As established markets become less profitable, companies increasingly need to find ways to create and capture new markets. Despite much investment and commitment, most firms struggle to do this. What, exactly, is getting in their way?
The authors of the best-selling Blue Ocean Strategy have spent over a decade exploring that question. They have seen that the trouble lies in managers’ mental models—ingrained assumptions and theories about the way the world works. Though these models may work perfectly well in mature markets, they undermine executives’ attempts to discover uncontested new spaces with ample potential (blue oceans) and keep companies firmly anchored in existing spaces where competition is bloody (red oceans).
This article describes how to break free of these red ocean traps.
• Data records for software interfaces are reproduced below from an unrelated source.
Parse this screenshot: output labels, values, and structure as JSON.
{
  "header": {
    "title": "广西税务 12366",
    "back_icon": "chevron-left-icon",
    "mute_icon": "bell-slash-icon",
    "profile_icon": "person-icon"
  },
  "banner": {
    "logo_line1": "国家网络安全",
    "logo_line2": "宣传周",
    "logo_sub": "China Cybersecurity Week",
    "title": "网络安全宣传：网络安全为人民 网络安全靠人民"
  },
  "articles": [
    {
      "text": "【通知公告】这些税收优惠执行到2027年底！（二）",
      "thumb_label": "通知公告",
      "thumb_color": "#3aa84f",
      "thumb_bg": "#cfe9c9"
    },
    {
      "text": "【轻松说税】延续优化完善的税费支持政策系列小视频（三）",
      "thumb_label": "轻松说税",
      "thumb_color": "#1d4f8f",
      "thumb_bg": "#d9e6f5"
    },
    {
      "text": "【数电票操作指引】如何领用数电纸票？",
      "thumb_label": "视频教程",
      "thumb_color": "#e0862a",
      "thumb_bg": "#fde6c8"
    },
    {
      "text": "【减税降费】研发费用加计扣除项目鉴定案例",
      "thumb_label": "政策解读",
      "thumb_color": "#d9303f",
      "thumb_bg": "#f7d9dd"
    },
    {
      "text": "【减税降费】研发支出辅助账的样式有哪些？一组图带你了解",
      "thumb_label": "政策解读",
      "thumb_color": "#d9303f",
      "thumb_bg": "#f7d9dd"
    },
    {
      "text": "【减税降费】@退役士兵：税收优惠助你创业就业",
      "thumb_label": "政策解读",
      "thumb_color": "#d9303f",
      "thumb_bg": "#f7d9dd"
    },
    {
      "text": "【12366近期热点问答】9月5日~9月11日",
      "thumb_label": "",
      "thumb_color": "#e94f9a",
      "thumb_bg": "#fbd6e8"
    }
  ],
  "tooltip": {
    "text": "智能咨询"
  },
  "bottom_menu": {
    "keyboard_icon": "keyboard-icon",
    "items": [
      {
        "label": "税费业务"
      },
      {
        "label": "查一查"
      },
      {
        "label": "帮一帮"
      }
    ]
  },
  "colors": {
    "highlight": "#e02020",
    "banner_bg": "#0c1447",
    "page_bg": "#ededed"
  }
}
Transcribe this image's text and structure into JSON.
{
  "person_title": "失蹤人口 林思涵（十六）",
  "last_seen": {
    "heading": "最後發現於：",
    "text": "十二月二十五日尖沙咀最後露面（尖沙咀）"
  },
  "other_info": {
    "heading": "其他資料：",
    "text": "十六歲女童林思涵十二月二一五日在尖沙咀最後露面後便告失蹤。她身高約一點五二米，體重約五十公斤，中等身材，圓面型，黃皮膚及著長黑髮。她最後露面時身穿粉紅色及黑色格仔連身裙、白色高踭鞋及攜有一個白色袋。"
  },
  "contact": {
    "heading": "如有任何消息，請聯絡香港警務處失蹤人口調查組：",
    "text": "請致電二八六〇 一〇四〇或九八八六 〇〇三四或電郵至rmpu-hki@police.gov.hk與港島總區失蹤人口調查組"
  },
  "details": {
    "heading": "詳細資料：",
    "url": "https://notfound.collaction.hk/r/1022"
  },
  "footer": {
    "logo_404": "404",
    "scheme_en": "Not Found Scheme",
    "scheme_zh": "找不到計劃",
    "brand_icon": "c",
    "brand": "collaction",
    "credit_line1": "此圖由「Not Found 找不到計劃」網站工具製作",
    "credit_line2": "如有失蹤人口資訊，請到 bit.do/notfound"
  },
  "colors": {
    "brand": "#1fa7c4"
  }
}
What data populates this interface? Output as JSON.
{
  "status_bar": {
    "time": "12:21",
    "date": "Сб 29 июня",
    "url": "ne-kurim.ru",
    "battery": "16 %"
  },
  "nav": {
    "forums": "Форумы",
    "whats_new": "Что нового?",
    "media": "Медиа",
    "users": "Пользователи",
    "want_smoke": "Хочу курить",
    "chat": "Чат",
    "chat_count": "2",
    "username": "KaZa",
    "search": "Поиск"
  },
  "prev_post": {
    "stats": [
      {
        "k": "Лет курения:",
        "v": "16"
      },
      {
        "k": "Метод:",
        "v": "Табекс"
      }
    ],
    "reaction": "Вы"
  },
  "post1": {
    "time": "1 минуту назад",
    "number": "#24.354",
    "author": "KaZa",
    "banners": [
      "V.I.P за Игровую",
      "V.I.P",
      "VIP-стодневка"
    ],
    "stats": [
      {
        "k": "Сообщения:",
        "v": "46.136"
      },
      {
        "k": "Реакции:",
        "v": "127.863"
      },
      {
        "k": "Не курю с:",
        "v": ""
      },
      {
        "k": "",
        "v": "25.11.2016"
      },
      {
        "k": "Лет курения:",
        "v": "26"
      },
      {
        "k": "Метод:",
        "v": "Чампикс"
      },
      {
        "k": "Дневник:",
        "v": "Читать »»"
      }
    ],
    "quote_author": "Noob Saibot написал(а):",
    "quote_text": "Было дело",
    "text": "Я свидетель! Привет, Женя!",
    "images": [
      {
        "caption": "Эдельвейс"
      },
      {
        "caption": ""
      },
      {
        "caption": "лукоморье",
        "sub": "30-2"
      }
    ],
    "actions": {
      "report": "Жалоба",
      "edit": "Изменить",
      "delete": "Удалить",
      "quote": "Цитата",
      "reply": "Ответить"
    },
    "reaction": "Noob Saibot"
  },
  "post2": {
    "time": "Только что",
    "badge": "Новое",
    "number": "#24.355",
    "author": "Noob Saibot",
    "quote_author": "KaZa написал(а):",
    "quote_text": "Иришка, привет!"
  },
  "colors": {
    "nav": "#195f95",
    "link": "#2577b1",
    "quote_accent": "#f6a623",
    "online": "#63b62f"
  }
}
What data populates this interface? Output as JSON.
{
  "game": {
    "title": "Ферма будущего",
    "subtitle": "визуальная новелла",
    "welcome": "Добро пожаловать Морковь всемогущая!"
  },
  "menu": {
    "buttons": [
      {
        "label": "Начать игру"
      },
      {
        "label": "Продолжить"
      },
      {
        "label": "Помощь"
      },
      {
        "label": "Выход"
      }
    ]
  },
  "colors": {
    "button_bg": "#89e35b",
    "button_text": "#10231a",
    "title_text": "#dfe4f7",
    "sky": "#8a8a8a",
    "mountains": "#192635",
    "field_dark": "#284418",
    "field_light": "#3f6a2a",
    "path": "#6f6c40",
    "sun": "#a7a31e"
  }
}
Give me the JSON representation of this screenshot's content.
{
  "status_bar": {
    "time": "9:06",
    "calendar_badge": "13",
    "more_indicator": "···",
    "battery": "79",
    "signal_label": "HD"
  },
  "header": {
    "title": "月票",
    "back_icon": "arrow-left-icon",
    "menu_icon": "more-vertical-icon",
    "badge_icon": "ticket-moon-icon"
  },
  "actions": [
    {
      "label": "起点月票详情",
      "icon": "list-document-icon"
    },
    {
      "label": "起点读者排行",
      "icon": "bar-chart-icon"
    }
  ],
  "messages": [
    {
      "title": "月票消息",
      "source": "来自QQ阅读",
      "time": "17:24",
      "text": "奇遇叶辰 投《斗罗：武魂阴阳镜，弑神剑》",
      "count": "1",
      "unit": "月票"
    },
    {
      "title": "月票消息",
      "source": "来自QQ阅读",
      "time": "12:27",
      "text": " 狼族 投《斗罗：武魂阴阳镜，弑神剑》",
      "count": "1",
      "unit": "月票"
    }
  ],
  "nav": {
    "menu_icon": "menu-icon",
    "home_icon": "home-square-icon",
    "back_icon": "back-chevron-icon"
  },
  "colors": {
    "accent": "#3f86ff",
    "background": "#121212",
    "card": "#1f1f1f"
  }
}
To do that, managers need to:
- focus on attracting new customers, not pleasing current customers
- worry less about segmentation and more about what different segments have in common
- understand that market creation is not synonymous with either technological innovation or creative destruction
- stop focusing on premium versus low-cost strategies
HBR Reprint R1503D